As the critical reception rolls in for London Has Fallen, one thing becomes very clear. The tropes of the old school action shoot ‘em up simply don’t cut it for most people anymore. Perhaps there is simply no place for a lone man facing off against scores of nameless, faceless (often brown) enemies and mowing them down in our more sensitive, progressive times. However, this type of movie hasn’t quite escaped my affections yet. Perhaps it’s the Schwarzenegger obsessed 12-year-old boy in me who needed his moment to breathe every once and a while, or perhaps I’m just a very silly 20-year-old man. What I’m trying to say is, I really enjoyed Olympus Has Fallen three years ago. Sure, it was jingoistic and goofy, but there was a certain charm to Gerard Butler doing his best John McClane impression, and the film had a knack for sheer large scale brutality that is often glossed over in action films today. As such, I went into London Has Fallen with a bit of hope, although there is rarely a more dreary prospect than sequels to surprise hit action movies.
We pick up with Mike Banning (Gerard Butler) having been re-instated into the Secret Service. He’s best pals with President Asher (Aaron Eckhart), and generally regarded as the big man on campus after saving The White House. However, he will find his skills tested again when the President finds himself in yet another trap. At the funeral for London’s Prime Minster, an Islamic terrorist group launches a siege on all of the world leaders who show up. This attack leaves Banning and Asher stranded in the city with not a friend in the world, while the situation room, again lead by Vice President Trumbull (Morgan Freeman) attempts to find a solution that does not involve shooting a lot of dudes in the face.
Yes, innovation certainly is not this film’s strong suit. Opting for the ever pervasive “more of the same” tactic that plagues a lot of these sequels. The story really only acts as an excuse to plop Butler and company in front of more dudes with guns, with character interactions that feel more ripped out of a Team America: World Police style parody of action cinema than a real film. However, we’ve still got plenty of Butler, and he’s packing the same charisma that made him so appealing in the first film. He’s gruff and ruthless, but also down to earth and funny, which is about as rich a character as you can really ask for here. Both he and Eckhart seem to know exactly what goofy movie they’re in, and ham it up to the max to both an amusing and cringe-inducing degree along their blood soaked road trip. Unfortunately, the troupe of other phenomenally talented actors is wasted in the same way as they were in the first film. Freeman is there just to bark some orders at people, while heavy hitters such as Robert Forster, Melissa Leo and Jackie Earle Haley barely get a line in as they sit at the same desk for the whole movie.
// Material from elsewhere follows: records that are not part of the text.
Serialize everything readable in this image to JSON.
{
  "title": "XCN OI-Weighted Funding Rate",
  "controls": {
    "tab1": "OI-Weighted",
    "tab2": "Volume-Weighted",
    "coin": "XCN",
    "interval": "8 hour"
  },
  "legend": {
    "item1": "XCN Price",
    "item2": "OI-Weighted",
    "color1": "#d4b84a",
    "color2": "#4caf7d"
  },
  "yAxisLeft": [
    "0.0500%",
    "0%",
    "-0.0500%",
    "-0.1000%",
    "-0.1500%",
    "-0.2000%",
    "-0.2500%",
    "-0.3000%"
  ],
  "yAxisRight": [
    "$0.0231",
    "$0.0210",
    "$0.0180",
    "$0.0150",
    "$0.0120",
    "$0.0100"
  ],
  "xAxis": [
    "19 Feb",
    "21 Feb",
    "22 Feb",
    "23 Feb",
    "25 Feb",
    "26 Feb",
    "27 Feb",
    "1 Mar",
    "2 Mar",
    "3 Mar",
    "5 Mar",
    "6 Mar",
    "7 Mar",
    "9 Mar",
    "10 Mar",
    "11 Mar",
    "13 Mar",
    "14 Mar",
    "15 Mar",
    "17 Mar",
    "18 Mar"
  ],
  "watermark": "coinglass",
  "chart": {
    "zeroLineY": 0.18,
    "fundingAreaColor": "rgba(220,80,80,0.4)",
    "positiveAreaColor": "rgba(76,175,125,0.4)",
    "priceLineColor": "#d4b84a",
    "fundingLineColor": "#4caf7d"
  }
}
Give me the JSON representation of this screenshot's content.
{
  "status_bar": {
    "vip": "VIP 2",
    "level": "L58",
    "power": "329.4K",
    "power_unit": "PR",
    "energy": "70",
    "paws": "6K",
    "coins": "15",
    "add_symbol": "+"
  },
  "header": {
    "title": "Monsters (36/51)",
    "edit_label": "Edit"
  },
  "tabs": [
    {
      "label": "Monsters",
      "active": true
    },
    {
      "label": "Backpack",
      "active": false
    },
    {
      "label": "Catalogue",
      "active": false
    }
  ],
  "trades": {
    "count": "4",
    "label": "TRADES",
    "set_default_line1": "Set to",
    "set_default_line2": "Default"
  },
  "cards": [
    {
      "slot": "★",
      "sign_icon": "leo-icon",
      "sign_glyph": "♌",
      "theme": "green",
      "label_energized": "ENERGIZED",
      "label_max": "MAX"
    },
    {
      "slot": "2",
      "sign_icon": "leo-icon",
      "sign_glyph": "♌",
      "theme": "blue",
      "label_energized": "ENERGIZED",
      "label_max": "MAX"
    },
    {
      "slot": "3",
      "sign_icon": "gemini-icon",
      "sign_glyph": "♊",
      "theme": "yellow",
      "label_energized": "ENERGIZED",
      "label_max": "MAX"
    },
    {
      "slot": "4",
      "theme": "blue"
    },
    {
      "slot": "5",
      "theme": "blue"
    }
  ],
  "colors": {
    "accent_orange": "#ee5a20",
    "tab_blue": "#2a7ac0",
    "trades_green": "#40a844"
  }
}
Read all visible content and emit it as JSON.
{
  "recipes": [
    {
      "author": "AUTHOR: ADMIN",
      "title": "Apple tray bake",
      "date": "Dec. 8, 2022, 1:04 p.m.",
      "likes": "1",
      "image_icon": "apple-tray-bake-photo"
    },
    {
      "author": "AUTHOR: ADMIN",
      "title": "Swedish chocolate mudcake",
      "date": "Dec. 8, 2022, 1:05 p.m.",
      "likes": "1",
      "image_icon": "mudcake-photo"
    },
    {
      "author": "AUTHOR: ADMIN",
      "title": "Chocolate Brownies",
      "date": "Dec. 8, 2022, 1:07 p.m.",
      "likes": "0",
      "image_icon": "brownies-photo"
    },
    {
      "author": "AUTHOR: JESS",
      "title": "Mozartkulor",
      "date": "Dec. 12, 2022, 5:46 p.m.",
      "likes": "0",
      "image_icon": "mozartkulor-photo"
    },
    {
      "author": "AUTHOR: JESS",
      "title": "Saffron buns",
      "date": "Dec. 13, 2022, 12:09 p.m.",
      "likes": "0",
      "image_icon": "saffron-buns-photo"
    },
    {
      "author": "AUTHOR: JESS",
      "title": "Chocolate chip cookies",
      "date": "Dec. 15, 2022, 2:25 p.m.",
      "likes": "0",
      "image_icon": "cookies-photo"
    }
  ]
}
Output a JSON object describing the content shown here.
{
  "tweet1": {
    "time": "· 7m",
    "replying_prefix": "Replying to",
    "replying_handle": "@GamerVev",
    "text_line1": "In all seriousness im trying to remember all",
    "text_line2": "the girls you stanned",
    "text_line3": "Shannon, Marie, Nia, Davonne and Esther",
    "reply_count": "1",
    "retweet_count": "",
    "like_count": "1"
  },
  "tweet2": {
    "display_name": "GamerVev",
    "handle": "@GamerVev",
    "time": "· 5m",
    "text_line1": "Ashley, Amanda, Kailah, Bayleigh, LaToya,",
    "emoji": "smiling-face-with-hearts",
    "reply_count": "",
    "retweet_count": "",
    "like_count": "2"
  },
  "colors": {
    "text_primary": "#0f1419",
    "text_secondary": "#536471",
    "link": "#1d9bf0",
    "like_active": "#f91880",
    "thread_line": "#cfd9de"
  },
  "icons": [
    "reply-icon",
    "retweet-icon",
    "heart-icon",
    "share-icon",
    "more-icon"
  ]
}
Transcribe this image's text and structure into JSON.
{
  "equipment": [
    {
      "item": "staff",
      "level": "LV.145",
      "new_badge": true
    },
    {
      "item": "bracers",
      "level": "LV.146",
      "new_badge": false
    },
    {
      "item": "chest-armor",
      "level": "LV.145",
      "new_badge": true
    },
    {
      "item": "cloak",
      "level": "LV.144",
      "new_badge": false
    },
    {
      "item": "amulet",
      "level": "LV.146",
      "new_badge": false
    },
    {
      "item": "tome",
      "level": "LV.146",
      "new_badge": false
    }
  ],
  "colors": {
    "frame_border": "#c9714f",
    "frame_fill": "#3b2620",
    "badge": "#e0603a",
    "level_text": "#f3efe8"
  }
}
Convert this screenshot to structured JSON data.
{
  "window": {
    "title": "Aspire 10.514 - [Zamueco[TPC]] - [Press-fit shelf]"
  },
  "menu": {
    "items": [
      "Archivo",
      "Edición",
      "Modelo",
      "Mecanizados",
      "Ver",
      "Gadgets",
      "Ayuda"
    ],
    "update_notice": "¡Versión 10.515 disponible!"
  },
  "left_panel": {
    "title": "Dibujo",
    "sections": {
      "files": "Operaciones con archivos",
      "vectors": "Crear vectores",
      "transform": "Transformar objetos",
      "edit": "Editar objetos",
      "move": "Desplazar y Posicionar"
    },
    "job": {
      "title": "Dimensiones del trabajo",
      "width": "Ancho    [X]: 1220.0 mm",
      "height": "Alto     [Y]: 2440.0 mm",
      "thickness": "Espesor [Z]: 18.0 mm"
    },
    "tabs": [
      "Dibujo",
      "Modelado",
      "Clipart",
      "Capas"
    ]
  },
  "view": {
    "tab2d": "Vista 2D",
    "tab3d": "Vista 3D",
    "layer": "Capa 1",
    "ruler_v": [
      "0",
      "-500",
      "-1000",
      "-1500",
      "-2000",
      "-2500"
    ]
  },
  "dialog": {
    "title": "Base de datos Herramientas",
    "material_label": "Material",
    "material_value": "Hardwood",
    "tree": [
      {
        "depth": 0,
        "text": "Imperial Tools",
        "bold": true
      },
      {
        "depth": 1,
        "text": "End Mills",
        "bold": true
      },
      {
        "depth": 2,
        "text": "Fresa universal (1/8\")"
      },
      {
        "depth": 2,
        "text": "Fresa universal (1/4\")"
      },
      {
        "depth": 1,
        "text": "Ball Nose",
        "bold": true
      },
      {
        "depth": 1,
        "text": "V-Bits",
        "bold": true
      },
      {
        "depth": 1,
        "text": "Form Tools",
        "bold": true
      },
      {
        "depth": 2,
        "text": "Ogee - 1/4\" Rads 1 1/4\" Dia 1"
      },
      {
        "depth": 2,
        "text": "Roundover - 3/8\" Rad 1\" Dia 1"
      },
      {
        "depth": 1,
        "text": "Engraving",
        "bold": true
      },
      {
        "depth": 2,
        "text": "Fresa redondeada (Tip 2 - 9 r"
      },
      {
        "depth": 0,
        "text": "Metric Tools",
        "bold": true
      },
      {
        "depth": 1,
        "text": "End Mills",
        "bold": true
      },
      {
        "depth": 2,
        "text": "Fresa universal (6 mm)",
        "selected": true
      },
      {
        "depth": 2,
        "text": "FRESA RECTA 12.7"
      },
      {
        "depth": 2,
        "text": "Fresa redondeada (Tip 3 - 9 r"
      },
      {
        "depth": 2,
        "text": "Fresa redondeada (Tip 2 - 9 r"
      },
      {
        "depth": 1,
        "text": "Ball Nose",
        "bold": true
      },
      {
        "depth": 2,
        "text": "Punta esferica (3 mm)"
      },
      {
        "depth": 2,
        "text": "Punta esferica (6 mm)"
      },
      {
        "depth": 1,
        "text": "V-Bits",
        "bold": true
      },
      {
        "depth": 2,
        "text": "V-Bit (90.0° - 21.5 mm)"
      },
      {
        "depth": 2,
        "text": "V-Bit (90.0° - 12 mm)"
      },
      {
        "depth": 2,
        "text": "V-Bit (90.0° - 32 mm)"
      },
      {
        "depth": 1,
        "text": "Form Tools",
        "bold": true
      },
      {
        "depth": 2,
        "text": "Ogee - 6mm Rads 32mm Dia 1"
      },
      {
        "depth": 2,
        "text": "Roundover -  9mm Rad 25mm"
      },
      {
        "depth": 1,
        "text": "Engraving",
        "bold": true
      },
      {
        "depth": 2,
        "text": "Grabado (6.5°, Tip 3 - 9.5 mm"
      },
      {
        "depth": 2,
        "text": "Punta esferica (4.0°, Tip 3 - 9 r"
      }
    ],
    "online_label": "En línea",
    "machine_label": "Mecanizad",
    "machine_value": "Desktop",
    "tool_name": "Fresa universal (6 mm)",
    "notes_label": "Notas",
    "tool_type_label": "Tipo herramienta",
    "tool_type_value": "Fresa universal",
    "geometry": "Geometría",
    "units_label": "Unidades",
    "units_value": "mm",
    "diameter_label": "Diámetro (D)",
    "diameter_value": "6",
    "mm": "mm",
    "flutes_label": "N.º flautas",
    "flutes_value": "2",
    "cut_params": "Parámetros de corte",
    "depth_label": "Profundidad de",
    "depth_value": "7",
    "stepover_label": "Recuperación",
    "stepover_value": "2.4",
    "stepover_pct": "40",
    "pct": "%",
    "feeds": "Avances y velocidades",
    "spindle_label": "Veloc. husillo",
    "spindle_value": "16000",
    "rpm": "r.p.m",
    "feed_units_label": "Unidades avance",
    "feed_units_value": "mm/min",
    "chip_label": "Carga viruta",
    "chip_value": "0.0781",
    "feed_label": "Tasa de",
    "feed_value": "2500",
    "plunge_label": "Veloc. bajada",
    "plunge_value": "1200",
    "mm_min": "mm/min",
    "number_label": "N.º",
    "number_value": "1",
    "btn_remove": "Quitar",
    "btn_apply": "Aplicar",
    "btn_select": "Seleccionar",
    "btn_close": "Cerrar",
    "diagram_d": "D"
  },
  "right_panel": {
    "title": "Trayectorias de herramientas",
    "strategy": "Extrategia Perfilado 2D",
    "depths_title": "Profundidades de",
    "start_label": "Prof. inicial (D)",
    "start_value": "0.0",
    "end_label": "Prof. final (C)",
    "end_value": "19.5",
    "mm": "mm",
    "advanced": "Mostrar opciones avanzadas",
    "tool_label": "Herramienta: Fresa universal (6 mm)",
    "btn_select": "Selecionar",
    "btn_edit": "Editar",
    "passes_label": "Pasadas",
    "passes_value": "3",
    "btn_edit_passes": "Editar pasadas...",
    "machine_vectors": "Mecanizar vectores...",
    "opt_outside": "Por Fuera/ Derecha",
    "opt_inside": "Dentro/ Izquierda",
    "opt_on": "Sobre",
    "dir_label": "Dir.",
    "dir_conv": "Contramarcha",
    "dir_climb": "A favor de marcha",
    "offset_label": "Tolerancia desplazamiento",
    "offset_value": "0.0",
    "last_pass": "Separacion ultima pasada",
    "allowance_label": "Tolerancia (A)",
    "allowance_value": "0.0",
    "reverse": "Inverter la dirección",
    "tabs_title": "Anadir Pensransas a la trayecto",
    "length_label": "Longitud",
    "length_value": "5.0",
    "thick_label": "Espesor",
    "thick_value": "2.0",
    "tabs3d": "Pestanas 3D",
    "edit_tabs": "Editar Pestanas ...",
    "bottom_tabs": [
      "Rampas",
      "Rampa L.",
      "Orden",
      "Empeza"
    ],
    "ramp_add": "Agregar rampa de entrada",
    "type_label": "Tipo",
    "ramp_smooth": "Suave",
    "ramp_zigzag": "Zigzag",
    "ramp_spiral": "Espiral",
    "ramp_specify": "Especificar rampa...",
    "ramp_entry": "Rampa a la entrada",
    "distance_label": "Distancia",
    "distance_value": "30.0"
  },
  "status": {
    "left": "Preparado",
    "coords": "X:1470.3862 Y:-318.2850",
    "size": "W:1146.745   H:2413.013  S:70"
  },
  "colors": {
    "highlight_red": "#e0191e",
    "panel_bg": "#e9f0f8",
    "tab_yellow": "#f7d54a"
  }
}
Often times, when an action film like this is a hit, the studio will often make a major downgrade on the director for the sequel. We saw it with the Taken films, and with the loss of veteran Antoine Fuqua in favor of newcomer Babak Najafi, it seemed as though history was quick to repeat itself. However, Najafi proves himself to be the surprise MVP of this film, showing off a skillful knack for controlled chaos here. Sure, none of the action scenes here are especially original, but they’re well executed and appropriately brutal body collectors that are filmed vividly enough to actually see them. In fact, there’s a late in the game long-take action sequence (with a few sneaky cuts of course), that is almost worth the price of admission in and of itself. It’s a testament that his action looks this good, as the visual effects here are just as shoddy and Syfy Channel looking as they were in the original. While he certainly doesn’t drive this film to greatness by any means, I would be very curious to see the action film Najafi could pull off if it were well-scripted.
As cinema and politics move further and further down the path they are headed, I suspect that films like London Has Fallen will soon become next to obsolete. There’s certainly an argument for that being a good thing, as many foreign viewers could see a film like this as cocky propaganda from a country that is currently not in such great shape itself. As such, I’ll enjoy the few of these that are left while I can, because as much as I adore how inclusive and thought provoking modern action films can be, I also enjoy shutting my brain off as I watch a few others get splattered on a wall. I would never dream of arguing that this is any form of good cinema, but as the subject of a mindless, violent little B-Movie, Mike Banning has gotten the job done once again.